WHAT THE TASK ASKS
Work through the records below and copy every line that includes "Maximal".

PROVIDED DATA
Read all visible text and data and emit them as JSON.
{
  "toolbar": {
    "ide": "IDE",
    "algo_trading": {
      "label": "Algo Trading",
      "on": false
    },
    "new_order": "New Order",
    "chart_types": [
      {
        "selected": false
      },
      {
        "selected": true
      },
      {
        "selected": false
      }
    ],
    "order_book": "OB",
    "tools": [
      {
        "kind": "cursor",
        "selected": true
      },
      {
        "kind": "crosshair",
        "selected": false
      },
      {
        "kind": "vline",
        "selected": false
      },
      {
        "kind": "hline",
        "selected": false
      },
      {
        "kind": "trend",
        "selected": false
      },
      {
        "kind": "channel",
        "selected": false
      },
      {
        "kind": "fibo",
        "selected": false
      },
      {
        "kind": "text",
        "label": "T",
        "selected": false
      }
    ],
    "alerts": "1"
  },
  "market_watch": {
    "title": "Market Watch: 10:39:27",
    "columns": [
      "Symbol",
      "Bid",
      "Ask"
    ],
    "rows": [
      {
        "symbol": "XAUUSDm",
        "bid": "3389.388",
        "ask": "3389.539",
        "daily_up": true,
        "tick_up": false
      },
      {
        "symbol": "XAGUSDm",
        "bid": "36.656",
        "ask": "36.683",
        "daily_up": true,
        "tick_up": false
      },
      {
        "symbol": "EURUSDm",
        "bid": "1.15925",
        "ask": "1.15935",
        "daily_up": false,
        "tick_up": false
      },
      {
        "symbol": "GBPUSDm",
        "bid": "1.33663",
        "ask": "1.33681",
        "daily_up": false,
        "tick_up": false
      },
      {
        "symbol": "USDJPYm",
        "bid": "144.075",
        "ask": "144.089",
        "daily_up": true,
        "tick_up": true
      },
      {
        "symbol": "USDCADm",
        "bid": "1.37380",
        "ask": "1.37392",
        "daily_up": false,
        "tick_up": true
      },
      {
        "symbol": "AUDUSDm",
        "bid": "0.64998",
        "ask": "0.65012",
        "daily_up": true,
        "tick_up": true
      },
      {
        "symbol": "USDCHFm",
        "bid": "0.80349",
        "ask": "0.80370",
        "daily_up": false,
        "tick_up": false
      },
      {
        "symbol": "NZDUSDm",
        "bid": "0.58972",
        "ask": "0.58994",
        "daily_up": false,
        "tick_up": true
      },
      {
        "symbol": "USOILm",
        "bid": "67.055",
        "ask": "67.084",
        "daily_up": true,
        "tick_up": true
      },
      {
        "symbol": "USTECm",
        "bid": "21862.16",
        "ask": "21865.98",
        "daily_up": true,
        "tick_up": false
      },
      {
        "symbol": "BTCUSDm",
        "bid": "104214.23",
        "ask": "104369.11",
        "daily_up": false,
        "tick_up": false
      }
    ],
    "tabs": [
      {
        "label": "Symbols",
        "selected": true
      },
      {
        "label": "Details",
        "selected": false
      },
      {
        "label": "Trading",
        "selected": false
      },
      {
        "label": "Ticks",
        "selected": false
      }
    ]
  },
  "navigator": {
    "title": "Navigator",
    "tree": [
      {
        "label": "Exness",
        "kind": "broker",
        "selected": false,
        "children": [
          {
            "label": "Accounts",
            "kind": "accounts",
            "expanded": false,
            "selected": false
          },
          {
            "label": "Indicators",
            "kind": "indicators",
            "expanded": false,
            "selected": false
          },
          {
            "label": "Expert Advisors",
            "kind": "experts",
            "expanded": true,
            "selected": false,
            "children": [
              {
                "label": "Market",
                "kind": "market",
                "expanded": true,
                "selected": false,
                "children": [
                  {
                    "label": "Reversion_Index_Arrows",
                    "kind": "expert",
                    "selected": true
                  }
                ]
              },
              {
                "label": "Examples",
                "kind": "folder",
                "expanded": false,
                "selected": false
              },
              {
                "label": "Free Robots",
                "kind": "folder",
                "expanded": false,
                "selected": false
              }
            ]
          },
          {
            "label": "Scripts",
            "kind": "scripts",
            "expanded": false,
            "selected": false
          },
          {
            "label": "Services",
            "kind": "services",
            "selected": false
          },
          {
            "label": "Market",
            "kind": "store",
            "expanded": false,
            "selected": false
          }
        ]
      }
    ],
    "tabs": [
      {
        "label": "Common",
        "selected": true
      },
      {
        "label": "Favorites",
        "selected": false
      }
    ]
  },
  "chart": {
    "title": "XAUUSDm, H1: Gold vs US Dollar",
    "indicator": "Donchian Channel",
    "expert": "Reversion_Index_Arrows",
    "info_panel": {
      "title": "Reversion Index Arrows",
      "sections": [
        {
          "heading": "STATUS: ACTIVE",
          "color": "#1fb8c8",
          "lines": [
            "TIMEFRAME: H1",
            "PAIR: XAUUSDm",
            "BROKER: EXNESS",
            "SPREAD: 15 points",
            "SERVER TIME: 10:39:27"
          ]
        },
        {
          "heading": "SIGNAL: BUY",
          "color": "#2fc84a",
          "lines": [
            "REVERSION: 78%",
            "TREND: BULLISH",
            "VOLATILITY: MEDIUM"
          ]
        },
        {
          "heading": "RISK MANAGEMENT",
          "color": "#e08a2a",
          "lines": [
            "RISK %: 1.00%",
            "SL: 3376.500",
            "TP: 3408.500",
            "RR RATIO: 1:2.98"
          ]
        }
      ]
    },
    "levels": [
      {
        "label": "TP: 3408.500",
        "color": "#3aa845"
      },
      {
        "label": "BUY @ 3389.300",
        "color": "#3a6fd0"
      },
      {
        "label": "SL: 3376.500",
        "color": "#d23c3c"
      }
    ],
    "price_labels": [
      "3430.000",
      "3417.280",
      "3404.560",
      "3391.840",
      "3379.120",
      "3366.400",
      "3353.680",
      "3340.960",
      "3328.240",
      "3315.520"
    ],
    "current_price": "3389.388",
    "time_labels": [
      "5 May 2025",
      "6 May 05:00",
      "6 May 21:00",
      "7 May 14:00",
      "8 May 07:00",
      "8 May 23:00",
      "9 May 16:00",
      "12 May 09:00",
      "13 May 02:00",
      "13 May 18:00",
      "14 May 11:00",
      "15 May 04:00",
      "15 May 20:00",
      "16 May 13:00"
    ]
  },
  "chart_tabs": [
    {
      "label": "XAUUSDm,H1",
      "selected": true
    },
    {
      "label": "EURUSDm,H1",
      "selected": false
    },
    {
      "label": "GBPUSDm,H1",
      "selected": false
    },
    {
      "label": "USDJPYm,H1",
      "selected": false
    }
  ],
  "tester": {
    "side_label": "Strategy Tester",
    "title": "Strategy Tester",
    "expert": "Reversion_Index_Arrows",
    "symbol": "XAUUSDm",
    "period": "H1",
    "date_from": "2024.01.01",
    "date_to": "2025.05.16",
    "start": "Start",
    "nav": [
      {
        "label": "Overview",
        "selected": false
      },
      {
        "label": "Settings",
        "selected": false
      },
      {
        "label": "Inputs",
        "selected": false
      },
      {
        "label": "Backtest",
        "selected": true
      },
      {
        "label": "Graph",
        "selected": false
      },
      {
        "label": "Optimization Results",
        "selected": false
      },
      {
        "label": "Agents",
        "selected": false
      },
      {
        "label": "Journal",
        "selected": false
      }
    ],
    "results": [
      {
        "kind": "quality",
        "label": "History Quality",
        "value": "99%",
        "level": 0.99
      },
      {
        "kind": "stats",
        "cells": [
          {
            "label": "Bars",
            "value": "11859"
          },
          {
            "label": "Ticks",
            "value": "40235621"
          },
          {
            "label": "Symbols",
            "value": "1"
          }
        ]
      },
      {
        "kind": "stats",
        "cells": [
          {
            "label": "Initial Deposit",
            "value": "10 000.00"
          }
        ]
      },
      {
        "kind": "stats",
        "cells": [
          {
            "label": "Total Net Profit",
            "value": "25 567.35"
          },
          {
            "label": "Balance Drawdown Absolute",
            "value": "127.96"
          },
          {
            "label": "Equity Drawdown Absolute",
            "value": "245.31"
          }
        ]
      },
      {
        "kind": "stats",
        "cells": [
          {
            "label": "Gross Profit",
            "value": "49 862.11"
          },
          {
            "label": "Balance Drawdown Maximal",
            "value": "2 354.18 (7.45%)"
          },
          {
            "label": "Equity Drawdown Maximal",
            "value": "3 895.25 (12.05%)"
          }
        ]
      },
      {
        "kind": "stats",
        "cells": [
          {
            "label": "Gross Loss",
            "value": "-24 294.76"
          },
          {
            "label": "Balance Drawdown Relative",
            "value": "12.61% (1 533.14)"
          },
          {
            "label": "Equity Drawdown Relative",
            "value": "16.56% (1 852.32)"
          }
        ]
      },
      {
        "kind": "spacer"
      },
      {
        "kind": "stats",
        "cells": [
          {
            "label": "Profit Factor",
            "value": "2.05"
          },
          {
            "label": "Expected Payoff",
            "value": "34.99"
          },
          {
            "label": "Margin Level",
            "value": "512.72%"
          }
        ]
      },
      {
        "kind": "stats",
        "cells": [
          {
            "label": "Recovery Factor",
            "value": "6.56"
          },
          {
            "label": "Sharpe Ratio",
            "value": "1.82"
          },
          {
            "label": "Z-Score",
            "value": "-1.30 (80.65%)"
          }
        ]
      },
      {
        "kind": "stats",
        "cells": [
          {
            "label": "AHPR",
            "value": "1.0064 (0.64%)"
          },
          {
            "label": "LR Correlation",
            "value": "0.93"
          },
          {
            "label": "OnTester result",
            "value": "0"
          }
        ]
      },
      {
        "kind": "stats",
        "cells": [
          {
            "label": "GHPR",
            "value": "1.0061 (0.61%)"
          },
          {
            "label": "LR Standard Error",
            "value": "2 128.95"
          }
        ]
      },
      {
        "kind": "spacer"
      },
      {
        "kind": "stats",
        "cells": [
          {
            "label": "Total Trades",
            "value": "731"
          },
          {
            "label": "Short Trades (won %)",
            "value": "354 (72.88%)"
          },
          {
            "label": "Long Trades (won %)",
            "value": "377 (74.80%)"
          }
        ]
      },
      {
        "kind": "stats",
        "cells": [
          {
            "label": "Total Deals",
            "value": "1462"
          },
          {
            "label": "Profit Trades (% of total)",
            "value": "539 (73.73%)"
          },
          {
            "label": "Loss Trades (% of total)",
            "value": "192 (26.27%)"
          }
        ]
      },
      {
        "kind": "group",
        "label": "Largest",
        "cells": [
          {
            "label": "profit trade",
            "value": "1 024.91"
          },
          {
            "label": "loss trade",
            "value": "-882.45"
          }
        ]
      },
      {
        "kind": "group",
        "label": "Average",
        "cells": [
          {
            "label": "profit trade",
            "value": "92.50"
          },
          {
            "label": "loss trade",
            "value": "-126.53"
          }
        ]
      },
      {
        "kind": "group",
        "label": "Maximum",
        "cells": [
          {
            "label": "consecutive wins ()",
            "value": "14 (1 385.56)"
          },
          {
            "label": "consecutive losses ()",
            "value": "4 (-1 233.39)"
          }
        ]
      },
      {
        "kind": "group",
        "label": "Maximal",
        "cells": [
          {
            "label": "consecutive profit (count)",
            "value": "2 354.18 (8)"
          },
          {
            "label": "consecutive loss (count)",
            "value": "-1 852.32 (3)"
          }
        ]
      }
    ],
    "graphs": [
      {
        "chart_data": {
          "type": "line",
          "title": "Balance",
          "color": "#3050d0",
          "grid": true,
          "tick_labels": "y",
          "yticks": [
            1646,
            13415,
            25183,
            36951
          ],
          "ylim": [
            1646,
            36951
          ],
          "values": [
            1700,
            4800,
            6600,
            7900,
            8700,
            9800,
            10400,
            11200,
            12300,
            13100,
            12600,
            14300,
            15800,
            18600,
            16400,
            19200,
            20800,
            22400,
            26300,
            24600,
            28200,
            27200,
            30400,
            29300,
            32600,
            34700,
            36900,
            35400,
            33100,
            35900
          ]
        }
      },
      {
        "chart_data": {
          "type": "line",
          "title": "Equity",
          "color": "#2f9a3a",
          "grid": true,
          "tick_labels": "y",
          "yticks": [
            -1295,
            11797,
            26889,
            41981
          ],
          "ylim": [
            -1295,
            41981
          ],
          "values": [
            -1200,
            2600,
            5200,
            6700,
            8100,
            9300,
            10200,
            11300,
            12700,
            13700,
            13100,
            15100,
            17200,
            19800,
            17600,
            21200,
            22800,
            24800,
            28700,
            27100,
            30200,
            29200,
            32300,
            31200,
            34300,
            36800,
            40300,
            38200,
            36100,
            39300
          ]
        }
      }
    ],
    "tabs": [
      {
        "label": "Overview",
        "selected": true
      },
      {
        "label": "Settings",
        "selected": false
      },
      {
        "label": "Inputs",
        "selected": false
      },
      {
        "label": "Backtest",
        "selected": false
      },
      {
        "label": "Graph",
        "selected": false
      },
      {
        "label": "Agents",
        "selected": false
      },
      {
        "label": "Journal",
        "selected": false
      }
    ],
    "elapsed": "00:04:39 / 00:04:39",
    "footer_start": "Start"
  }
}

SOLUTION
            "label": "Balance Drawdown Maximal",
            "label": "Equity Drawdown Maximal",
        "label": "Maximal",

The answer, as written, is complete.